An official source said Myanmar exports about US$60 million worth of precious stones annually, and the business continues to show upward trends.

Twice a year the government organises gem emporiums, where government and privately owned gems are put on display for hundreds of overseas buyers to purchase.

Other gems are exported through individual sales to overseas buyers by private traders with the permission of the Myanma Gems Enterprise under the Ministry of Mines.

The official, who wished to remain unnamed, said about 1000 private gem trading companies are in operation in the country.

Private exporters are required to pay 10 per cent government fee, of which 7 per cent goes to the tax department and rest goes to the Myanma Gems Enterprise.

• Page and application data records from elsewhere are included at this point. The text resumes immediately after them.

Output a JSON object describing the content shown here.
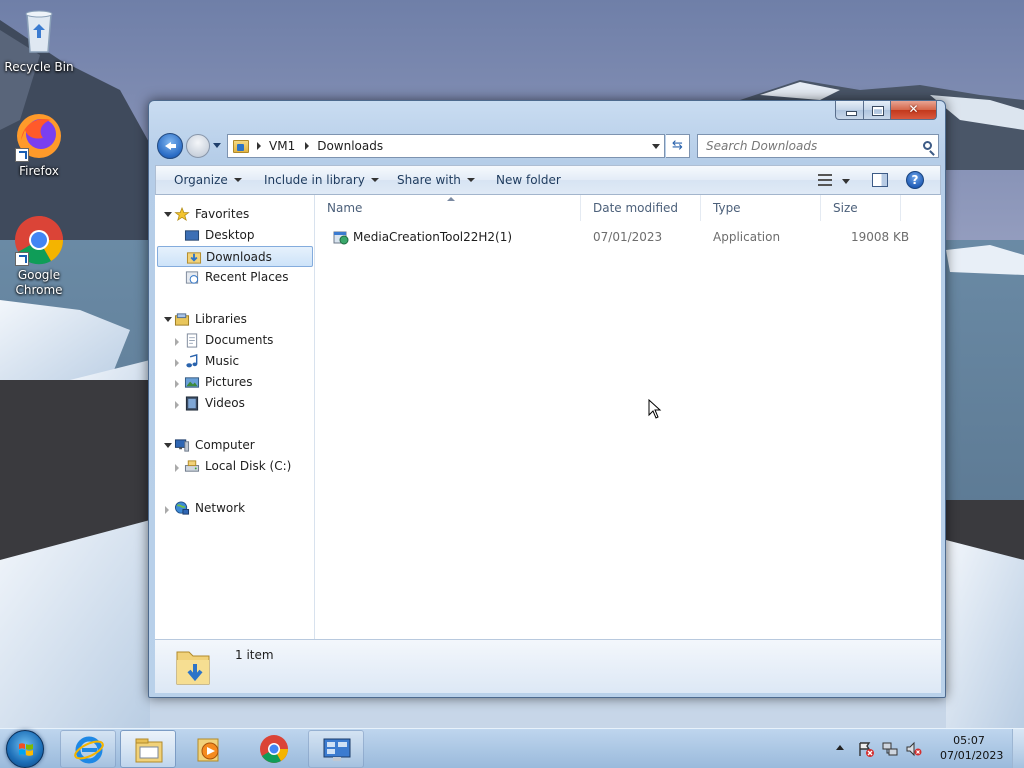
{
  "desktop": {
    "icons": [
      {
        "label": "Recycle Bin"
      },
      {
        "label": "Firefox"
      },
      {
        "label_line1": "Google",
        "label_line2": "Chrome"
      }
    ]
  },
  "explorer": {
    "address": {
      "crumbs": [
        "VM1",
        "Downloads"
      ],
      "search_placeholder": "Search Downloads"
    },
    "toolbar": {
      "organize": "Organize",
      "include_in_library": "Include in library",
      "share_with": "Share with",
      "new_folder": "New folder"
    },
    "nav": {
      "favorites": "Favorites",
      "desktop": "Desktop",
      "downloads": "Downloads",
      "recent_places": "Recent Places",
      "libraries": "Libraries",
      "documents": "Documents",
      "music": "Music",
      "pictures": "Pictures",
      "videos": "Videos",
      "computer": "Computer",
      "local_disk": "Local Disk (C:)",
      "network": "Network"
    },
    "columns": {
      "name": "Name",
      "date_modified": "Date modified",
      "type": "Type",
      "size": "Size"
    },
    "files": [
      {
        "name": "MediaCreationTool22H2(1)",
        "date": "07/01/2023",
        "type": "Application",
        "size": "19008 KB"
      }
    ],
    "details": {
      "item_count": "1 item"
    }
  },
  "taskbar": {
    "clock_time": "05:07",
    "clock_date": "07/01/2023"
  },
  "colors": {
    "selection": "#cde3f9",
    "window_frame": "#b9d1ea",
    "taskbar": "#96b9dc"
  }
}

The official said that holding the gem emporiums was an effective way to increase the publicity and sales of Myanmar gems.

The government has held the emporiums in March every year since 1964, and in 1992 introduced a second annual event in October.

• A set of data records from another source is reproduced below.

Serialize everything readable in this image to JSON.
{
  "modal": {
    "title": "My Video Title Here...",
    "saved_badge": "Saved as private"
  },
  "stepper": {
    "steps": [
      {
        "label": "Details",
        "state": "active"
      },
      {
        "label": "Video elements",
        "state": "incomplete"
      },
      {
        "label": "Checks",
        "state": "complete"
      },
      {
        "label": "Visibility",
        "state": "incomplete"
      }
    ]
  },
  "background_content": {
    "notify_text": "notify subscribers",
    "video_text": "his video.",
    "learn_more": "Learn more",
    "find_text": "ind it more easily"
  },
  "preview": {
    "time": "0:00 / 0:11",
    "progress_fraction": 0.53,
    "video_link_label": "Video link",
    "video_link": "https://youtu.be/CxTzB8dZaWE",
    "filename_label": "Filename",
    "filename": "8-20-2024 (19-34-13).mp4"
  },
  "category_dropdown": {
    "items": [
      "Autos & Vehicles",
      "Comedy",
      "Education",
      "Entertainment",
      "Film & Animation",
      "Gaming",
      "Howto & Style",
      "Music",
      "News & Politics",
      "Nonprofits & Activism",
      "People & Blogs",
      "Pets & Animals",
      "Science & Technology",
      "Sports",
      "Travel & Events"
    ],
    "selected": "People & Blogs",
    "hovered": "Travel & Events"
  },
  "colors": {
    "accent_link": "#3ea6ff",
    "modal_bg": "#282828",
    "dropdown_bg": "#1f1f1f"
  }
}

Sales have been on an upward trend ever since. The October 2002 event achieved record sales of more than US$30 million.

About US$400 million worth, of gems have been sold at the emporiums from 1964 to 2003, according to figures released by the Myanma Gems Enterprise.

The production and export of gems also got a boost after the government enacted the Gemstone Law in 1995, provisions of which allow private enterprises to mine, transport, process and sell precious stones.

The law also paved a way for a substantial increase in the production of some gems in Myanmar.

According to the latest figures released by the enterprise, Myanmar produced more than 10,000 tons of iade during the fiscal year ending March 31, 2003, a nearly 10-fold increase from fiscal 1995-1996.

Provision under the Gemstone Law have also helped curb illegal exports of gems and have encouraged traders to sell at the government-sponsored emporiums, said U Maung Sein, the managing director of the Noble Land Company gems trading and production group.

He said the price of illegally exported gems was much lower than that of legitimate exports. Gems sold at the emporiums and at the government’s gem trading centre in Yangon fetch higher prices.

However, U Maung Sein said that Myanmar needs to work on exporting finished gems rather than unpolished products.

“We geed better gem-polishing technology,” he said.

He also recommended the formation of an official council or association of gem merchants, which would help expand the market and standardise the price of Myanmar gems.

He said that 90 per cent of the rubies produced in Myanmar are bought by Thailand and rest by Europe and North America, while the majority of jade is sold to China, South Korea, Taiwan and Japan.